Ten Little Babies Eat, Ten Little Babies Play, Ten Little Babies Count, and Ten Little Babies Dress, by Janet Martin. Photographs by Michael Watson. New York: St. Martin's Press. $3.95 each. (18 to 36 months.) Babies from about 18 months to two years will be delighted with this new series, which really is for babies! They're all written to the old familiar tune, ``One little, two little, three little . . . .'' In ``Play,'' we see toddlers of all shapes and sizes interacting with play phones, bats, and balls; in ``Count,'' being entranced with brightly colored balloons; in ``Eat,'' eating long-stemmed carrots, cookies, apples, and cheese; and in ``Dress,'' donning the ever-familiar diaperplus-T-shirt, socks, tennies, and playsuits.
These books are just the right size for babies to hold and are made of high gloss, very sturdy cardboard. The author and photographer cleverly manage to capture their adorable subjects in thematically controlled yet spontaneous interaction with objects familiar to babies. Who's Counting?, by Nancy Tafuri. New York: Greenwillow Books. 24 pp. $11.75. (Ages 2-6.)
From beginning pawprint (inside front cover) to ending pawprint (inside back cover), children between the ages of 2 and 6 will learn numbers while they eagerly follow a most curious puppy through field and barnyard to his surprising final destination. Bright, simple, and beautifully rendered illustrations entreat us to take this nature trek, where we meet a squirrel, two birds, three underground moles, four geese, and so on.
Adding to this book's spirit of adventure is the hide-and-seek element on each page as the reader hunts to find some part of the puppy (a nose, a tail, or a paw) that is constantly into something. Joining the puppy in digging for a mole, running from perturbed geese, or blowing bubbles on tadpoles, young counters will find themselves immediately caught up in a compelling learning game. Counting Wildflowers, by Bruce McMillan. New York: Lothrop, Lee & Shephard Books. 32 pp. $11.75. (Ages 3-6.)

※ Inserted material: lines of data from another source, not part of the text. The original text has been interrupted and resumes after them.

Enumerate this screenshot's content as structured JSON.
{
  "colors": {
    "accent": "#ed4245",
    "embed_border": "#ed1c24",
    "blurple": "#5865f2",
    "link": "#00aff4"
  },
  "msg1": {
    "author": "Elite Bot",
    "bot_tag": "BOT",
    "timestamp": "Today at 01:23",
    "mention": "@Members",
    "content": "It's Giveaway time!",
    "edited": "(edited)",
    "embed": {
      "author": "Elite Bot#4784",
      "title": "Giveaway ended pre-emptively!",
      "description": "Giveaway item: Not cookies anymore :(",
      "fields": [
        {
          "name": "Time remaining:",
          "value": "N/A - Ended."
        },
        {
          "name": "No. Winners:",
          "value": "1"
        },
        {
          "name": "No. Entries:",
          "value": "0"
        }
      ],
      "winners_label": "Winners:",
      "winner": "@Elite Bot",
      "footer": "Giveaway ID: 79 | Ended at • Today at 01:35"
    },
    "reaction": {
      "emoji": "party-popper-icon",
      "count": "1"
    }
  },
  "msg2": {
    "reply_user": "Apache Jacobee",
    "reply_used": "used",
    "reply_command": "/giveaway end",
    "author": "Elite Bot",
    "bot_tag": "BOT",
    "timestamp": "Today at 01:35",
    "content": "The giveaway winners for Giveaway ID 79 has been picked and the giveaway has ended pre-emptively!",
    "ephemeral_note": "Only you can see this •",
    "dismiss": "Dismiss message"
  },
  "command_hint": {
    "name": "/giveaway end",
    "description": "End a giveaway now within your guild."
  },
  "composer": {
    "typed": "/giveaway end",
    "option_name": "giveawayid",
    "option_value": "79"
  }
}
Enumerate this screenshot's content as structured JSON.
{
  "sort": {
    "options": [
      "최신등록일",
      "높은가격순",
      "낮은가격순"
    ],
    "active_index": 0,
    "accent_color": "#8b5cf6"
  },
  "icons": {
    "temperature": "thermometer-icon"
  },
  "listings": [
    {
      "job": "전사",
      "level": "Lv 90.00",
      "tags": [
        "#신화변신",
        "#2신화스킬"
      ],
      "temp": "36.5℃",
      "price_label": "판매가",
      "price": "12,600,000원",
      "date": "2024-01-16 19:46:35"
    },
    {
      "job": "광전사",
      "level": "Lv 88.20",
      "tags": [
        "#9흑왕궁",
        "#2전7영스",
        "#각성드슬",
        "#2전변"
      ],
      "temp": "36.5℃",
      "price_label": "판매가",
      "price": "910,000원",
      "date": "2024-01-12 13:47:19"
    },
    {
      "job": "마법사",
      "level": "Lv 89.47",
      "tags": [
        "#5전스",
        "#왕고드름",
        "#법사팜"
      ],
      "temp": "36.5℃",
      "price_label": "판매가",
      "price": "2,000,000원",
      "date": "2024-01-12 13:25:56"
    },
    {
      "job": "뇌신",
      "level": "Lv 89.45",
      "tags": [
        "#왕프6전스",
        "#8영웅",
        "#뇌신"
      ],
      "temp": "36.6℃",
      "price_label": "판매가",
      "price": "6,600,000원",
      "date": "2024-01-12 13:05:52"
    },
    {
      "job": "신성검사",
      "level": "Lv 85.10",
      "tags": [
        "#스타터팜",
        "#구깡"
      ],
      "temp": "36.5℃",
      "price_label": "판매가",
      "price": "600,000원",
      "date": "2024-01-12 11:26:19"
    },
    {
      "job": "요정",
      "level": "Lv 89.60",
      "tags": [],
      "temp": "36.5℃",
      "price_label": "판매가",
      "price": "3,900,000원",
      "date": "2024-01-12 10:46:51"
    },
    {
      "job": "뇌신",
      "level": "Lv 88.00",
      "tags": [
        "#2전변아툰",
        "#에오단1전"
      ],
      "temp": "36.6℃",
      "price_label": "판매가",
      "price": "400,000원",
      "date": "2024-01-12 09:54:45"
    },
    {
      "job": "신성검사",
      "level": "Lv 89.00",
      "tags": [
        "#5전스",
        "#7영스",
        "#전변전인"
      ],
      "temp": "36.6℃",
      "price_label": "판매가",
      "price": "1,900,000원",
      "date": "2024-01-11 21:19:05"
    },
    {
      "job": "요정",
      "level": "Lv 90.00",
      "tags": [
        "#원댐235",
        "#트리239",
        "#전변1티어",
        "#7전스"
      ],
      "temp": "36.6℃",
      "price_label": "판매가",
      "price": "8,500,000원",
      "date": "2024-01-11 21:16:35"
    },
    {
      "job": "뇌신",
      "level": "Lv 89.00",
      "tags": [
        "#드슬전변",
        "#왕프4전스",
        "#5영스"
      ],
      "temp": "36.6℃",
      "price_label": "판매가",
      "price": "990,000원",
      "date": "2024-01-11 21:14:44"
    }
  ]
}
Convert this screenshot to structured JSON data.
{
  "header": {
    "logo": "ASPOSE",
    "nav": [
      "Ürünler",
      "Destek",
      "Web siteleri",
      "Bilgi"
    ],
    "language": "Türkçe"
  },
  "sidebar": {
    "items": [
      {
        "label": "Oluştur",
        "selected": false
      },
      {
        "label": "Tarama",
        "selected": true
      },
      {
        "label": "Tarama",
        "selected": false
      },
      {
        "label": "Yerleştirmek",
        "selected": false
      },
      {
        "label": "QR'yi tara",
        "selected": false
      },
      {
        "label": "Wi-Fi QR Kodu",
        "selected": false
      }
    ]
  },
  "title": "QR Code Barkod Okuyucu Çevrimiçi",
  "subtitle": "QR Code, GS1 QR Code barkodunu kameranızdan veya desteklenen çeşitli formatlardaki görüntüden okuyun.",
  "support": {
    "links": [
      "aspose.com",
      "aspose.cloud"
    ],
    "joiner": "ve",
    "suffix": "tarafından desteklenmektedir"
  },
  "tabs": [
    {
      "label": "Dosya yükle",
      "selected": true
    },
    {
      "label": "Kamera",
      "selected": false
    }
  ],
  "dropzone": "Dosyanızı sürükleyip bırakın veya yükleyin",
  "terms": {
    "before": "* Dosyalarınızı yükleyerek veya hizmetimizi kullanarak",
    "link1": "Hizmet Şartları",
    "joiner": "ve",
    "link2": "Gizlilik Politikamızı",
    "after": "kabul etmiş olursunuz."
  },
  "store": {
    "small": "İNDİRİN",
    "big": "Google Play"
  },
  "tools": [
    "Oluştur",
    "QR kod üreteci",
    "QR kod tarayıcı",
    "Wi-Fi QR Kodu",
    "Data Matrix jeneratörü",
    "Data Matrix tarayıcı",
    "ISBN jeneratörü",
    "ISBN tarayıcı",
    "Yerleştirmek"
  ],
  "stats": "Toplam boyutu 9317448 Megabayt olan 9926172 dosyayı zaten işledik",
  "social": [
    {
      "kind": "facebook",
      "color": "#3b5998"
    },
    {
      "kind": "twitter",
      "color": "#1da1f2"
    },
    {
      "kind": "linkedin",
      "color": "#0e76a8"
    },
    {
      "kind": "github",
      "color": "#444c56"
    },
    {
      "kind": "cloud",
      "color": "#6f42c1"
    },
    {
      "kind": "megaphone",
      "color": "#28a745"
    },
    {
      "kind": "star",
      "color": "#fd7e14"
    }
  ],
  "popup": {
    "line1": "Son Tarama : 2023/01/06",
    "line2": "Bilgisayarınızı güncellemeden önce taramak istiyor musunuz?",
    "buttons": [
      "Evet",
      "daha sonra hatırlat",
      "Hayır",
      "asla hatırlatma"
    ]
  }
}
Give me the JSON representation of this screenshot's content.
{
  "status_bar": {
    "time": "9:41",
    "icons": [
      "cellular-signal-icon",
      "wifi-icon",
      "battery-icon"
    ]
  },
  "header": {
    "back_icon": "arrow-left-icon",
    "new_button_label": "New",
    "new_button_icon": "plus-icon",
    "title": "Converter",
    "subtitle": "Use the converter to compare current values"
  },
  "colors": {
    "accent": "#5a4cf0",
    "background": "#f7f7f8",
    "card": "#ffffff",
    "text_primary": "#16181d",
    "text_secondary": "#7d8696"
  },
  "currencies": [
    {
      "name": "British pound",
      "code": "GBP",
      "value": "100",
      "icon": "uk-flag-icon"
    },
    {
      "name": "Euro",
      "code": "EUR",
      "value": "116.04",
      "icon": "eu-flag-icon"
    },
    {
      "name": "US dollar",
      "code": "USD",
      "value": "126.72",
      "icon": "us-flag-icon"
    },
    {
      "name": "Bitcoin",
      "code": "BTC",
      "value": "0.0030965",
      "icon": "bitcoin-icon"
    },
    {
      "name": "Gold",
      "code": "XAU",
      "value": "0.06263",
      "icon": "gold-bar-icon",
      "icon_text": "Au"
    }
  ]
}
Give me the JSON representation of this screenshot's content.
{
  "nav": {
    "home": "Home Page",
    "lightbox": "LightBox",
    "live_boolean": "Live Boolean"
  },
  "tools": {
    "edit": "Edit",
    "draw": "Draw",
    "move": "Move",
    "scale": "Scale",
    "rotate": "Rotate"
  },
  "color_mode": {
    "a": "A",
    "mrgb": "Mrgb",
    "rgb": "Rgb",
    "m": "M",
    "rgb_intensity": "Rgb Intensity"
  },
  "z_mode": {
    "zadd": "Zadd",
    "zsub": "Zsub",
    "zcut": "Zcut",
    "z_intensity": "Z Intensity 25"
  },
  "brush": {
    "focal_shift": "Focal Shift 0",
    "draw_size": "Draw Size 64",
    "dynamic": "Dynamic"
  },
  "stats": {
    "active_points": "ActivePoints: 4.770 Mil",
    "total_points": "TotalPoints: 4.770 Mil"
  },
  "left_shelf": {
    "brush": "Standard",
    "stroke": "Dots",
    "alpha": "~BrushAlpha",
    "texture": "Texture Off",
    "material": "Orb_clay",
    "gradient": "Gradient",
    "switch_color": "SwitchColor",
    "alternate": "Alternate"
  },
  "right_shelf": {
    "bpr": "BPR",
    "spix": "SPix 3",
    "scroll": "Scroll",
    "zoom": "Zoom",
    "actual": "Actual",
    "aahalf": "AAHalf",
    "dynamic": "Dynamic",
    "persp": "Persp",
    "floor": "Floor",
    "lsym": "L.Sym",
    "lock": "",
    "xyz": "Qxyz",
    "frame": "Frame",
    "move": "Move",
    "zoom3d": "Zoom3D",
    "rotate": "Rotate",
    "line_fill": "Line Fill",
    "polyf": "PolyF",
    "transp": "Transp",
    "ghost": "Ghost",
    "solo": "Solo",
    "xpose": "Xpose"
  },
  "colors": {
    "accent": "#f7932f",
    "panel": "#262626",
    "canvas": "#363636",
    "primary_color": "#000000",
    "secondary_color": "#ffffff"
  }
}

This beautiful ``photographic concept'' book will easily foster in young children a love of what's free and beautiful in nature. Each page reveals an exquisitely presented wildflower in its natural habitat (whether thicket, field, backyard, or vacant lot), and the photography gives the feeling that the flowers could be instantly grasped and pleasurably held under one's nose!
At the bottom of each page, the number of flowers to be counted is represented by a matching number of shaded-in circles that are the same color as the flower being counted. Counting from one to 20 through the pages is a nature experience that brings the best outdoor botanical blooms indoors. Up to Ten and Down Again, by Lisa Campbell Ernst. New York: Lothrop, Lee & Shephard Books. 32 pp. $10.25. (Ages 2-4.)
This book is one of the very best counting books in quite a while. It is book illustration at its finest and a treasure chest of action throughout. While it is essentially wordless, the book's scrapbook-style pictures will prompt plenty of verbal exchange. Objects such as balls, boats, and baskets are all seen in a context of action and interaction -- they're never static.
Young and old alike love a picnic, and so we watch as three dogs, four boys, five girls, and various moms and dads ``unpack'' their goods, one to 10, in the idyllic lakeside home of several frogs, squirrels -- and one duck. The reader, too, gets drawn into the picnic merriment with its toy boat sailing, ball tossing, sumptuous meal (the dogs definitely get their share), and puppy naps. There is also hat donning, ring-around-the-rosie, and clouds.
Clouds! Nine hats swoosh off in the stormy wind, while baskets are hurriedly -- and sadly -- packed, and the reader counts down to the rhythm of raindrops. Not only will the readers of this book eagerly count up to 10 and down again, they'll do it -- as the book's cover itself promises -- ``again, and again, and again.'' There's a Monster Under My Bed, by James Howe. Illustrations by David Rose. New York: Atheneum. $11.95. (Ages 5-8.)
Written for a more mature reader, this book offers a much different counting context. Although there are many children's books written with this nighttime theme in mind, James Howe provides a new slant by letting sibling, not parental, love be the modus operandi of overcoming fear. And David Rose's crayon-pastel-like illustrations successfully bridge the real and make-believe, giving the readers two brothers they will want to adopt, and monsters they will want to -- touch? Yes!
On Simon's first ``grown-up'' night without a night light, he is sure there must be a monster under his bed because he forgot to check. Playing sort of a point game with himself, he argues back and forth until -- ``pop!'' -- he feels his mattress jump. Simon proceeds to imagine the scariest (yet quite cuddly) monsters -- two blue hairy ones, three purple slimy ones, and more, until Simon is convinced he is going to be monster's midnight snack!
But then he sees the flashlight his Mom left by his bed ``just in case.'' When he courageously shines it under his bed he does find a real-life everyday monster -- his baby brother Alex. The ensuing love and tenderness expressed by the two brothers as they address what is often to children a very real nighttime fear, makes for memorable reading.